'''

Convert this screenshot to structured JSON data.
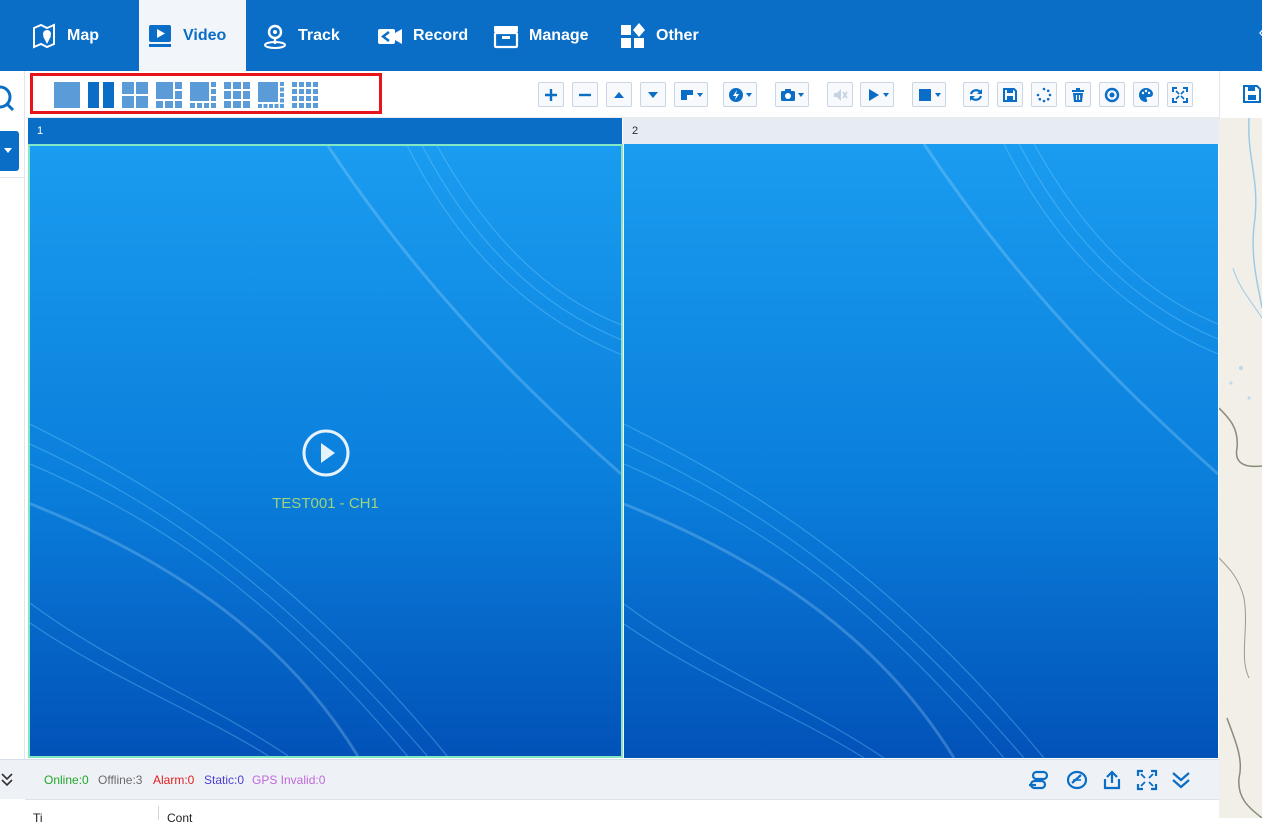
{
  "nav": {
    "items": [
      {
        "label": "Map",
        "icon": "map-pin-icon",
        "active": false
      },
      {
        "label": "Video",
        "icon": "video-play-icon",
        "active": true
      },
      {
        "label": "Track",
        "icon": "location-track-icon",
        "active": false
      },
      {
        "label": "Record",
        "icon": "video-record-icon",
        "active": false
      },
      {
        "label": "Manage",
        "icon": "manage-box-icon",
        "active": false
      },
      {
        "label": "Other",
        "icon": "grid-shapes-icon",
        "active": false
      }
    ],
    "collapse_icon": "chevron-left-icon"
  },
  "toolbar": {
    "layout_icons": [
      "layout-1-icon",
      "layout-2-icon",
      "layout-4-icon",
      "layout-6-icon",
      "layout-8-icon",
      "layout-9-icon",
      "layout-10-icon",
      "layout-16-icon"
    ],
    "action_icons": [
      "plus-icon",
      "minus-icon",
      "arrow-up-icon",
      "arrow-down-icon",
      "window-menu-icon",
      "speed-menu-icon",
      "camera-menu-icon",
      "mute-icon",
      "play-menu-icon",
      "stop-menu-icon",
      "refresh-icon",
      "save-icon",
      "loading-icon",
      "trash-icon",
      "target-icon",
      "palette-icon",
      "fullscreen-icon"
    ]
  },
  "panes": [
    {
      "number": "1",
      "channel": "TEST001 - CH1",
      "selected": true
    },
    {
      "number": "2",
      "channel": "",
      "selected": false
    }
  ],
  "status": {
    "online": "Online:0",
    "offline": "Offline:3",
    "alarm": "Alarm:0",
    "static": "Static:0",
    "gps_invalid": "GPS Invalid:0"
  },
  "status_icons": [
    "route-icon",
    "eraser-icon",
    "export-icon",
    "fullscreen-icon",
    "collapse-down-icon"
  ],
  "table": {
    "col1": "Ti",
    "col2": "Cont"
  },
  "colors": {
    "brand": "#0a6ec6",
    "selected_border": "#82e7c4",
    "highlight_box": "#e8141b",
    "channel_text": "#9dd37a"
  }
}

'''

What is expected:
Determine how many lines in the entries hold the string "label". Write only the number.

Expected answer:
6